### Task requirements
Every line of the data should be retyped with no difference from the original.

::: Data to process

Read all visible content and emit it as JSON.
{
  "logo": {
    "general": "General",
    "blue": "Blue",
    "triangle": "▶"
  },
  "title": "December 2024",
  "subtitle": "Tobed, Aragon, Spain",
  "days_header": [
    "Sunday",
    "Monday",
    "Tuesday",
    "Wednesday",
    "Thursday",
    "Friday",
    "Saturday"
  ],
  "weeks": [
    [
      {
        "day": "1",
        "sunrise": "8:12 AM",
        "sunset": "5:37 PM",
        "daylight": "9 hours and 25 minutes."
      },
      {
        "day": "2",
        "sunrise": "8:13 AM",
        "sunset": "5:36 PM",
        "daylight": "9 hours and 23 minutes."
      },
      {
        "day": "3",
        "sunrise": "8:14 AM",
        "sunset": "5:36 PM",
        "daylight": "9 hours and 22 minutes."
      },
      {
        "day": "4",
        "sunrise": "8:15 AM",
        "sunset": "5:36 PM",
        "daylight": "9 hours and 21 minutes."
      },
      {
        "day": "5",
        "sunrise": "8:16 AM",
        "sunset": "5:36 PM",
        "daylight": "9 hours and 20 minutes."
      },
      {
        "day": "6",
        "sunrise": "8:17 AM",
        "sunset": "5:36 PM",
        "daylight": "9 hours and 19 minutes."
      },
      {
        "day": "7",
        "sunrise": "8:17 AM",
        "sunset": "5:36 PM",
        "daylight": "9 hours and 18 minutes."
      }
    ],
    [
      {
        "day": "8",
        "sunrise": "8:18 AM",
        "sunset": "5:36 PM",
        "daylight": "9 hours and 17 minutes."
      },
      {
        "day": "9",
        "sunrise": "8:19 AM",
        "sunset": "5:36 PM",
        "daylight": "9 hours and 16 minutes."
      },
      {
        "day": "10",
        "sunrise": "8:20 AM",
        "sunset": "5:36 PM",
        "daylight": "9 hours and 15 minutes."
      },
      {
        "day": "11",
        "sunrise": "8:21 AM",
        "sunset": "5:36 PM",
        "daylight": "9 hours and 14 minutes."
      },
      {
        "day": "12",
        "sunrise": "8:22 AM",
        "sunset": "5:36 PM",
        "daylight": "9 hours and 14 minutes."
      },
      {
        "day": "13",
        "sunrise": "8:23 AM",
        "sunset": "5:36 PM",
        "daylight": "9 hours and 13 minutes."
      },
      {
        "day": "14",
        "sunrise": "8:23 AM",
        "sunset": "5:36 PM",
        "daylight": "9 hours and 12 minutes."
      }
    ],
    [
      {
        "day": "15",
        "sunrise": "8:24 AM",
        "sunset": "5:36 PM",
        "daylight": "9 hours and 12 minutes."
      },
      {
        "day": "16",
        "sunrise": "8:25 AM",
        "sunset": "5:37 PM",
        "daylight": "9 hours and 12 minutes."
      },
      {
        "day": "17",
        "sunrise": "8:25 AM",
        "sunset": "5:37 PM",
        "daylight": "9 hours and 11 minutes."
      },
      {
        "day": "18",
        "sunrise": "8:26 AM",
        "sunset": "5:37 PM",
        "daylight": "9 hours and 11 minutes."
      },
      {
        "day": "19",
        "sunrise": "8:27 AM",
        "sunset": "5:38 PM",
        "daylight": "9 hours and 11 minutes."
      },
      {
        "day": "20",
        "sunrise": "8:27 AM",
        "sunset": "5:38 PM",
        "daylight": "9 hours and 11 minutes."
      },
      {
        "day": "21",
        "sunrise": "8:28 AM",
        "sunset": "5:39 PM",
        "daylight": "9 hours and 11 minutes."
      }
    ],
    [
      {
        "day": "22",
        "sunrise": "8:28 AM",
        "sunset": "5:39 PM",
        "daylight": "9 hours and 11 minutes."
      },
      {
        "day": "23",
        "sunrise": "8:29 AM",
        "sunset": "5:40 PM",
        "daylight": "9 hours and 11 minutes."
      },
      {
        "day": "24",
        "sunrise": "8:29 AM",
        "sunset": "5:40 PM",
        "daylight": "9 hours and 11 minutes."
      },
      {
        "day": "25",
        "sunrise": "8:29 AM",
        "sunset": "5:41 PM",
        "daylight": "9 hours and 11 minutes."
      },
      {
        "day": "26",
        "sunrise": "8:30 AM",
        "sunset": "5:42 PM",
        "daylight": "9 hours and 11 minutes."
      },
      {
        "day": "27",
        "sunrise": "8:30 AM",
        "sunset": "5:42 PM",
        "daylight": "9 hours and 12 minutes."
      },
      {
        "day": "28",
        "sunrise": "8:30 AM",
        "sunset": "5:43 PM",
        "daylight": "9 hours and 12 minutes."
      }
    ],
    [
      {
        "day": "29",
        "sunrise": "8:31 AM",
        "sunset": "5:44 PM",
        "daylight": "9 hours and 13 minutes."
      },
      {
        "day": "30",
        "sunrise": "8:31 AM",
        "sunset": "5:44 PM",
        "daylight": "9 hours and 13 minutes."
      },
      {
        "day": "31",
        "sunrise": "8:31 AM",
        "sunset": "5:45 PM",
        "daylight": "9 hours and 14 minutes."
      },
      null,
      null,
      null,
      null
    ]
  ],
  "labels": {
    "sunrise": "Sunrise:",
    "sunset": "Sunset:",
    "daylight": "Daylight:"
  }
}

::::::

### Reply to the exercise
Read all visible content and emit it as JSON.
{
  "logo": {
    "general": "General",
    "blue": "Blue",
    "triangle": "▶"
  },
  "title": "December 2024",
  "subtitle": "Tobed, Aragon, Spain",
  "days_header": [
    "Sunday",
    "Monday",
    "Tuesday",
    "Wednesday",
    "Thursday",
    "Friday",
    "Saturday"
  ],
  "weeks": [
    [
      {
        "day": "1",
        "sunrise": "8:12 AM",
        "sunset": "5:37 PM",
        "daylight": "9 hours and 25 minutes."
      },
      {
        "day": "2",
        "sunrise": "8:13 AM",
        "sunset": "5:36 PM",
        "daylight": "9 hours and 23 minutes."
      },
      {
        "day": "3",
        "sunrise": "8:14 AM",
        "sunset": "5:36 PM",
        "daylight": "9 hours and 22 minutes."
      },
      {
        "day": "4",
        "sunrise": "8:15 AM",
        "sunset": "5:36 PM",
        "daylight": "9 hours and 21 minutes."
      },
      {
        "day": "5",
        "sunrise": "8:16 AM",
        "sunset": "5:36 PM",
        "daylight": "9 hours and 20 minutes."
      },
      {
        "day": "6",
        "sunrise": "8:17 AM",
        "sunset": "5:36 PM",
        "daylight": "9 hours and 19 minutes."
      },
      {
        "day": "7",
        "sunrise": "8:17 AM",
        "sunset": "5:36 PM",
        "daylight": "9 hours and 18 minutes."
      }
    ],
    [
      {
        "day": "8",
        "sunrise": "8:18 AM",
        "sunset": "5:36 PM",
        "daylight": "9 hours and 17 minutes."
      },
      {
        "day": "9",
        "sunrise": "8:19 AM",
        "sunset": "5:36 PM",
        "daylight": "9 hours and 16 minutes."
      },
      {
        "day": "10",
        "sunrise": "8:20 AM",
        "sunset": "5:36 PM",
        "daylight": "9 hours and 15 minutes."
      },
      {
        "day": "11",
        "sunrise": "8:21 AM",
        "sunset": "5:36 PM",
        "daylight": "9 hours and 14 minutes."
      },
      {
        "day": "12",
        "sunrise": "8:22 AM",
        "sunset": "5:36 PM",
        "daylight": "9 hours and 14 minutes."
      },
      {
        "day": "13",
        "sunrise": "8:23 AM",
        "sunset": "5:36 PM",
        "daylight": "9 hours and 13 minutes."
      },
      {
        "day": "14",
        "sunrise": "8:23 AM",
        "sunset": "5:36 PM",
        "daylight": "9 hours and 12 minutes."
      }
    ],
    [
      {
        "day": "15",
        "sunrise": "8:24 AM",
        "sunset": "5:36 PM",
        "daylight": "9 hours and 12 minutes."
      },
      {
        "day": "16",
        "sunrise": "8:25 AM",
        "sunset": "5:37 PM",
        "daylight": "9 hours and 12 minutes."
      },
      {
        "day": "17",
        "sunrise": "8:25 AM",
        "sunset": "5:37 PM",
        "daylight": "9 hours and 11 minutes."
      },
      {
        "day": "18",
        "sunrise": "8:26 AM",
        "sunset": "5:37 PM",
        "daylight": "9 hours and 11 minutes."
      },
      {
        "day": "19",
        "sunrise": "8:27 AM",
        "sunset": "5:38 PM",
        "daylight": "9 hours and 11 minutes."
      },
      {
        "day": "20",
        "sunrise": "8:27 AM",
        "sunset": "5:38 PM",
        "daylight": "9 hours and 11 minutes."
      },
      {
        "day": "21",
        "sunrise": "8:28 AM",
        "sunset": "5:39 PM",
        "daylight": "9 hours and 11 minutes."
      }
    ],
    [
      {
        "day": "22",
        "sunrise": "8:28 AM",
        "sunset": "5:39 PM",
        "daylight": "9 hours and 11 minutes."
      },
      {
        "day": "23",
        "sunrise": "8:29 AM",
        "sunset": "5:40 PM",
        "daylight": "9 hours and 11 minutes."
      },
      {
        "day": "24",
        "sunrise": "8:29 AM",
        "sunset": "5:40 PM",
        "daylight": "9 hours and 11 minutes."
      },
      {
        "day": "25",
        "sunrise": "8:29 AM",
        "sunset": "5:41 PM",
        "daylight": "9 hours and 11 minutes."
      },
      {
        "day": "26",
        "sunrise": "8:30 AM",
        "sunset": "5:42 PM",
        "daylight": "9 hours and 11 minutes."
      },
      {
        "day": "27",
        "sunrise": "8:30 AM",
        "sunset": "5:42 PM",
        "daylight": "9 hours and 12 minutes."
      },
      {
        "day": "28",
        "sunrise": "8:30 AM",
        "sunset": "5:43 PM",
        "daylight": "9 hours and 12 minutes."
      }
    ],
    [
      {
        "day": "29",
        "sunrise": "8:31 AM",
        "sunset": "5:44 PM",
        "daylight": "9 hours and 13 minutes."
      },
      {
        "day": "30",
        "sunrise": "8:31 AM",
        "sunset": "5:44 PM",
        "daylight": "9 hours and 13 minutes."
      },
      {
        "day": "31",
        "sunrise": "8:31 AM",
        "sunset": "5:45 PM",
        "daylight": "9 hours and 14 minutes."
      },
      null,
      null,
      null,
      null
    ]
  ],
  "labels": {
    "sunrise": "Sunrise:",
    "sunset": "Sunset:",
    "daylight": "Daylight:"
  }
}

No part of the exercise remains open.